Along with cloud-based co-editing, MIcrosoft also introduced several new apps including Sway, a program to create multimedia stories and presentations.
Now that Office 2016 has cloud-storage and collaboration capabilities it’ll be a strong competitor to other cloud-based document programs such as Google Drive. However, Microsoft said that not all new features will be available right at launch.
Here are some of the new features that may interest you if you’re considering buying the new Office 2016:
With Office 2016 you’ll be able to access your documents from any computer connected to the Internet. When you create an Office 365 account your documents will automatically save and upload to the cloud. This will be great for users who are always on the run. Also, hardly anyone uses flash drives nowadays.
If you’re working on a word document with your co-workers or classmates, you can now all work on it at the same time with real-time typing. You can be in different locations and see what each person is typing as they click on their keyboards. This will be the main feature that will compete with other programs such as Docs on Google Drive.
In-app Skype chat:
Along with the real time editing, users will also be able to Skype from within the program. A side window will pop up and allow users to either use Skype chat or Skype video. It’ll make it easier for users to communicate and collaborate on documents.
Office 2016 will also introduce new apps such as Office 365 Planner, Delve and Sway.
Microsoft’s email also received a number of significant updates. Groups of people will now be able to share inboxes, calendars and notebooks within the app. The email server will also have a new live search feature, a clutter inbox and it’ll send links to cloud documents instead of file attachments.
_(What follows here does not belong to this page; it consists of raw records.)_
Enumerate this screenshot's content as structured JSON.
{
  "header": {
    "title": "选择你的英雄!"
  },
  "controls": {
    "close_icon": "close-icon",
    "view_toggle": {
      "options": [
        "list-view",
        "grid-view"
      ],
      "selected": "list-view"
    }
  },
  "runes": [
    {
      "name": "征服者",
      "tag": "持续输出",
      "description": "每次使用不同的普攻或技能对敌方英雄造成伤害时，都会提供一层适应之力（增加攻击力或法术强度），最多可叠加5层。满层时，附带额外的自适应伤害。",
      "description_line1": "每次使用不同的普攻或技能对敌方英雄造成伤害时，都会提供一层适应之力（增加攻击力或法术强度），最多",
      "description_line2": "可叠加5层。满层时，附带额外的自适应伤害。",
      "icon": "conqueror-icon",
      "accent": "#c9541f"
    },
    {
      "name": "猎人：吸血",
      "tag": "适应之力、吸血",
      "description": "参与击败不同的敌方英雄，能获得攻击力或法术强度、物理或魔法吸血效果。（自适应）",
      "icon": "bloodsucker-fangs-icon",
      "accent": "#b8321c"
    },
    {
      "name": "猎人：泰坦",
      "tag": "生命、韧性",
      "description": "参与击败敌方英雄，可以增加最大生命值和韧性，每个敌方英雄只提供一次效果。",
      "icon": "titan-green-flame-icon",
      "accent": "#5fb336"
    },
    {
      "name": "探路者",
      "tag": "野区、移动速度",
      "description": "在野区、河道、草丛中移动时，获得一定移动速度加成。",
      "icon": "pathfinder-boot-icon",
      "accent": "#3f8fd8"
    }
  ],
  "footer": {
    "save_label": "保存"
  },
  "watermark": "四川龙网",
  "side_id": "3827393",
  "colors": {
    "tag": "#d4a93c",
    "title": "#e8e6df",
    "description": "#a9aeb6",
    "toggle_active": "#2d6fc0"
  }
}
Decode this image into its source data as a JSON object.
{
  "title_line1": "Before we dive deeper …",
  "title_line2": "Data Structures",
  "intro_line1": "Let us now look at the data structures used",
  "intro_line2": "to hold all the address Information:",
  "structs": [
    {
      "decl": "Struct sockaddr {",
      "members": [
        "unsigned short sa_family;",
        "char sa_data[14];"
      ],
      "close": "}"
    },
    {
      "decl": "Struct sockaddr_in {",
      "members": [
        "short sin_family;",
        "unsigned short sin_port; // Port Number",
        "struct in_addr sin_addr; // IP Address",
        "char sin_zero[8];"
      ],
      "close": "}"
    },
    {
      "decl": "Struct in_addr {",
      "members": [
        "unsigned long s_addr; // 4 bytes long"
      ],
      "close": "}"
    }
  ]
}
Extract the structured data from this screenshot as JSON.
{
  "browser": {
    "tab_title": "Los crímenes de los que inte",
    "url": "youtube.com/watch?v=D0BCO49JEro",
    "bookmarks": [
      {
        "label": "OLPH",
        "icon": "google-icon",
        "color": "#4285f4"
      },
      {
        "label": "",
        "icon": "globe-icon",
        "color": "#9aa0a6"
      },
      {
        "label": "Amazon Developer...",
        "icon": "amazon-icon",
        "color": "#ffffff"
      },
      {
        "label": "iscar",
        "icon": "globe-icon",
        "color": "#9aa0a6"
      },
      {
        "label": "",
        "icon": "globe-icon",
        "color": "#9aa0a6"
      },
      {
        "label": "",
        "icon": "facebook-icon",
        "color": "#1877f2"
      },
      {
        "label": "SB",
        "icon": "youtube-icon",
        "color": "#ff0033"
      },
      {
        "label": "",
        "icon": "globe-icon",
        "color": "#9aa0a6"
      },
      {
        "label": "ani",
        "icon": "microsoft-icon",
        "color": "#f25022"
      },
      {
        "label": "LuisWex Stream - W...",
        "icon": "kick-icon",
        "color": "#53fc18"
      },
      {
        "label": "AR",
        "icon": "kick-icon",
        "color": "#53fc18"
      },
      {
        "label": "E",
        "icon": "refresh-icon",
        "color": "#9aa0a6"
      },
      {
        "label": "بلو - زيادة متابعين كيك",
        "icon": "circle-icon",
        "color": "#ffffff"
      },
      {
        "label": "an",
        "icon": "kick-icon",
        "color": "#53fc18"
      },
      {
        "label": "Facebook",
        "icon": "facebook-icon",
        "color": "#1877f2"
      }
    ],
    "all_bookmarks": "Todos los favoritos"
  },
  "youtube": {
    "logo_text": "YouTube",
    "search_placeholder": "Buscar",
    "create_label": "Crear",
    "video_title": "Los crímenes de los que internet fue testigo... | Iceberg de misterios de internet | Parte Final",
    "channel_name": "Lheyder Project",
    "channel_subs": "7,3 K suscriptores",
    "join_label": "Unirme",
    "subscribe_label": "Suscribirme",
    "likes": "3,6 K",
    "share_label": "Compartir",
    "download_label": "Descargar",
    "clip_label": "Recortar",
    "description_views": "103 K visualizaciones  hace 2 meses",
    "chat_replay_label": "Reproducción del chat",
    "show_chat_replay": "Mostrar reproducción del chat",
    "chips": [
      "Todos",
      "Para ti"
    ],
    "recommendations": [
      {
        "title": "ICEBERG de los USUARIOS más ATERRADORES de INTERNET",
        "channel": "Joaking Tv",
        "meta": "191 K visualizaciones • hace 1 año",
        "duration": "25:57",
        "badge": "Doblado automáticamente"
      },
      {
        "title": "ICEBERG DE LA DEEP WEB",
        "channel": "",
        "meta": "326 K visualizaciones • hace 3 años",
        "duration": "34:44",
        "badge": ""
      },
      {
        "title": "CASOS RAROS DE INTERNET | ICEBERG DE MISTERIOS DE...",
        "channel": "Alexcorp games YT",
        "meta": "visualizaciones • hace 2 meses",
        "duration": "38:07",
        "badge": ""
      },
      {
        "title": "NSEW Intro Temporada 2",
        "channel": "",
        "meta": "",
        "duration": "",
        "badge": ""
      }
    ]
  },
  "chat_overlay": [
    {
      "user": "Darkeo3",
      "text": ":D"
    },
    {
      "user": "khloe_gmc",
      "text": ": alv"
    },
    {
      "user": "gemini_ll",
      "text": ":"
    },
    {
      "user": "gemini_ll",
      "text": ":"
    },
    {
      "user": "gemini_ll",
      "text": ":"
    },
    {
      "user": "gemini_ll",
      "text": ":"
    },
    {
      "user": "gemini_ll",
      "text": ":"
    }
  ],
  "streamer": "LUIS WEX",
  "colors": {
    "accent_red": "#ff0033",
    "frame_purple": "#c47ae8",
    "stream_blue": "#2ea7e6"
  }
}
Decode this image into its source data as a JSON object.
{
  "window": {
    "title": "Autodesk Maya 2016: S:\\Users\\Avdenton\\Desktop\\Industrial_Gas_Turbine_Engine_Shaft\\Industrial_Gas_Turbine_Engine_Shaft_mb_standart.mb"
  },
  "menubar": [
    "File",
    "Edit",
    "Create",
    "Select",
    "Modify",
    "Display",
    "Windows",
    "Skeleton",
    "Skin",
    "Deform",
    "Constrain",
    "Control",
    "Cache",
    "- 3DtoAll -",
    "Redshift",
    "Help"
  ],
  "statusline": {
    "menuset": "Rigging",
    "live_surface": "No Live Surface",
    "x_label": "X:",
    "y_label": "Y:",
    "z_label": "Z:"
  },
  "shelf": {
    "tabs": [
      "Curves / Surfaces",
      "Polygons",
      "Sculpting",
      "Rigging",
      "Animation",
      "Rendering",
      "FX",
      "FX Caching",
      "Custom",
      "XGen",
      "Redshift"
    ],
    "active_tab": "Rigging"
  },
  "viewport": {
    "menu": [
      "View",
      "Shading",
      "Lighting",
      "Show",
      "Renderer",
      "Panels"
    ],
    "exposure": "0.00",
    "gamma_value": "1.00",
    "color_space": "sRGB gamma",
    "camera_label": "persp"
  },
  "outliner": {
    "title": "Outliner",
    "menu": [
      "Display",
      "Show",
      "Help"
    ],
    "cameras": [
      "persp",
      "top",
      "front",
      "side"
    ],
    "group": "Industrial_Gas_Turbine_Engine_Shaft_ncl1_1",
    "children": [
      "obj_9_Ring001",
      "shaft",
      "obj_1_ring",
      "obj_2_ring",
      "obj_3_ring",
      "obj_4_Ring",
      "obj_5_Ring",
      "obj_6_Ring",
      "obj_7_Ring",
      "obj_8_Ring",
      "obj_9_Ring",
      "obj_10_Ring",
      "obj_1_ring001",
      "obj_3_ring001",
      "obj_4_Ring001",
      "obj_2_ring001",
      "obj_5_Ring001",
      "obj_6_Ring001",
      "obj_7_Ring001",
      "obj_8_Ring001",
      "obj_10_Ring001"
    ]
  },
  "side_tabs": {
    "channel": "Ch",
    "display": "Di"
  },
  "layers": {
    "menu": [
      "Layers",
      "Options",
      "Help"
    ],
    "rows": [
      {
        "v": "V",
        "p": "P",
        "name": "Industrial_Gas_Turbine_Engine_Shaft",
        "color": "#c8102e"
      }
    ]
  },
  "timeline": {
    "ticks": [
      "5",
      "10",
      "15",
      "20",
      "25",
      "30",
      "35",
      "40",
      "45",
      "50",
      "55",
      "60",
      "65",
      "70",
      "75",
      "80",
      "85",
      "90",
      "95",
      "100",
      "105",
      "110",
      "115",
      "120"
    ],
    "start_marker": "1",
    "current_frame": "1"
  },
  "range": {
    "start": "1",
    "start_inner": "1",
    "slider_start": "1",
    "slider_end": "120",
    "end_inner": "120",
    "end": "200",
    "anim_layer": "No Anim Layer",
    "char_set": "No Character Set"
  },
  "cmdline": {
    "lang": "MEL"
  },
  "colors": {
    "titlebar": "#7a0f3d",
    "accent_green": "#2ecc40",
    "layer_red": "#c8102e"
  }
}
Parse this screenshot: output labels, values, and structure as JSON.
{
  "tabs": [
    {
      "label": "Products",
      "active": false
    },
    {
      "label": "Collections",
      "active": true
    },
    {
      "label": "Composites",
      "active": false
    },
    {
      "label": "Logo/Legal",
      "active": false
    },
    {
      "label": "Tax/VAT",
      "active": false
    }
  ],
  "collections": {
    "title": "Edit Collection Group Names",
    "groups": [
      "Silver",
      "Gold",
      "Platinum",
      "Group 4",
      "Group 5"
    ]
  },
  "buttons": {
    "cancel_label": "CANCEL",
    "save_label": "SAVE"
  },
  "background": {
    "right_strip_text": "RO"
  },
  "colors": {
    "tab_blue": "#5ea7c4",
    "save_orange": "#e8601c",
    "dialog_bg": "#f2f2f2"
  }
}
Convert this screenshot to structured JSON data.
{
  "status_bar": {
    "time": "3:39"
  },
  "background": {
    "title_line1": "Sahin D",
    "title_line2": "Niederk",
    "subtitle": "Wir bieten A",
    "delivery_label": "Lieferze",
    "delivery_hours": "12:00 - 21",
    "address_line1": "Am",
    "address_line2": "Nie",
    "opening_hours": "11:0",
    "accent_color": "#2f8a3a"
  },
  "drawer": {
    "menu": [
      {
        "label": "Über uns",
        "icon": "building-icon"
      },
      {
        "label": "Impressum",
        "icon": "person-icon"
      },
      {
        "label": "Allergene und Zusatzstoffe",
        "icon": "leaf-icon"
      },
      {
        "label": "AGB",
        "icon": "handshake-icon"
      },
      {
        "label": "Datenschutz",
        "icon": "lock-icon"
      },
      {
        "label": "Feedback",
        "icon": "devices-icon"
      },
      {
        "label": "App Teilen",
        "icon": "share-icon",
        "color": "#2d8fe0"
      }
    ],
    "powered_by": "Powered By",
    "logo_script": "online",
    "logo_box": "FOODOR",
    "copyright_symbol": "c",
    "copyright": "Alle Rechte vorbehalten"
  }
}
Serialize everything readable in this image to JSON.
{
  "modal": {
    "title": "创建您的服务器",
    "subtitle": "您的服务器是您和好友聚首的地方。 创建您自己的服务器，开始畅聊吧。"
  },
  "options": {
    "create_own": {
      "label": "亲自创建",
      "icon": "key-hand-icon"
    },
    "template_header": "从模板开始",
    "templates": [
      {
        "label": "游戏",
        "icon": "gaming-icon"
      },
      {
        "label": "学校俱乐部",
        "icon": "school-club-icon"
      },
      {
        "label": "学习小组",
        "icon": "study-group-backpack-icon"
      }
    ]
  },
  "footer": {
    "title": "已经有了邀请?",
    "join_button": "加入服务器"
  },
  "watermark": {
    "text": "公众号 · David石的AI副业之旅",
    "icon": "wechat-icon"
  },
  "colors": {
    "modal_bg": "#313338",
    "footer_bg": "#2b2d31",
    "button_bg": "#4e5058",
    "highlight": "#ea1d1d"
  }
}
Cortana and Tell Me:
Office 2016 will also have Cortana support. The intelligent voice assistant will be able to provide contextual results and fetch calendar dates, documents and other search terms. Microsoft also added a new feature called Tell Me that lets users type in phrases like, “How do I use the ruler?” and instead of giving a step-by-step guide, the program will automatically take out the ruler. Tell Me can also be used for almost all settings and tools within the program.
New apps and services (Planner, Delve, Docs and Sway):
Word, PowerPoint and Excel are the most used programs within the Office suite, but Microsoft wants to introduce new tools that it hopes users will utilize just as much. The first new app is called Planner, which lets users track tasks and projects. The app has a visual dashboard that displays email notifications, document progress and any changes made by team members.
Delve, another new app in Office 2016, will also help team members keep up with everyone’s progress. Delve will let users see what others are doing and what documents they are working on. This program can also be a great addition to the classroom and let teachers keep a close eye on their students' progress.
The two other services that will be introduced with the suite include Sway and Docs.com. With Sway users will be able to put together unique story-like presentations. Microsoft said it’s like having a designer in a box. Users will be able to upload their photos and text and the program will put it together. Docs.com will let anyone publish their documents online for free and share them with the world. It’ll be a space for people looking for experts on particular subjects and work they find interesting.
Office 2016 will focus mainly on collaboration tools and cloud-based storage.
Users with Office 365 subscriptions will get the new suite for free and will receive monthly updates for all apps. Some of those updates include new Excel chart types, collaboration tools and possibly enhanced Cortana support.
Office 2016 will also be available in buy-it-once versions. The basic Windows and Mac version will cost $149 and the business version will cost $229. The Office 365 version will require a subscription, which starts at $7 per month.